iv. B Vitamins. https://www.hsph.harvard.edu/nutritionsource/vitamins/vitamin-b/. Accessed 10/8/2020. Referenced text is highlighted in source PDF.
v. Vitamin D. https://health.ucdavis.edu/welcome/features/2014-2015/06/20150603_paleo-diet.html. Accessed 10/8/2020. Referenced text is highlighted in source PDF.
vi. Is the paleo diet safe for your health? https://health.ucdavis.edu/welcome/features/2014-2015/06/20150603_paleo-diet.html. Accessed 10/8/2020. Referenced text is highlighted in source PDF.
viii. Diet Review: Paleo Diet for Weight Loss. https://www.hsph.harvard.edu/nutritionsource/healthy-weight/diet-reviews/paleo-diet/. Accessed 10/8/2020. Referenced text is highlighted in source PDF.

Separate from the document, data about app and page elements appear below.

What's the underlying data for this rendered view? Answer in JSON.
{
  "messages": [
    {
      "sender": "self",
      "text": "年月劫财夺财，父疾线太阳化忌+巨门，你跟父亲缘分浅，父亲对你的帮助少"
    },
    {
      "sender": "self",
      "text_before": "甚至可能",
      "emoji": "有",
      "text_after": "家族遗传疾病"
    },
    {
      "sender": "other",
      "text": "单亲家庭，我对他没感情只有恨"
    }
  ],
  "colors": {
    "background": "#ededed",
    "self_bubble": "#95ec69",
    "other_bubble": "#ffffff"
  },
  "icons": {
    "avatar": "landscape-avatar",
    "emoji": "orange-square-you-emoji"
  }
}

x. Thiamin: Vitamin B1. https://www.hsph.harvard.edu/nutritionsource/vitamin-b1/. Accessed on 2/17/2021. Referenced text is highlighted in source PDF.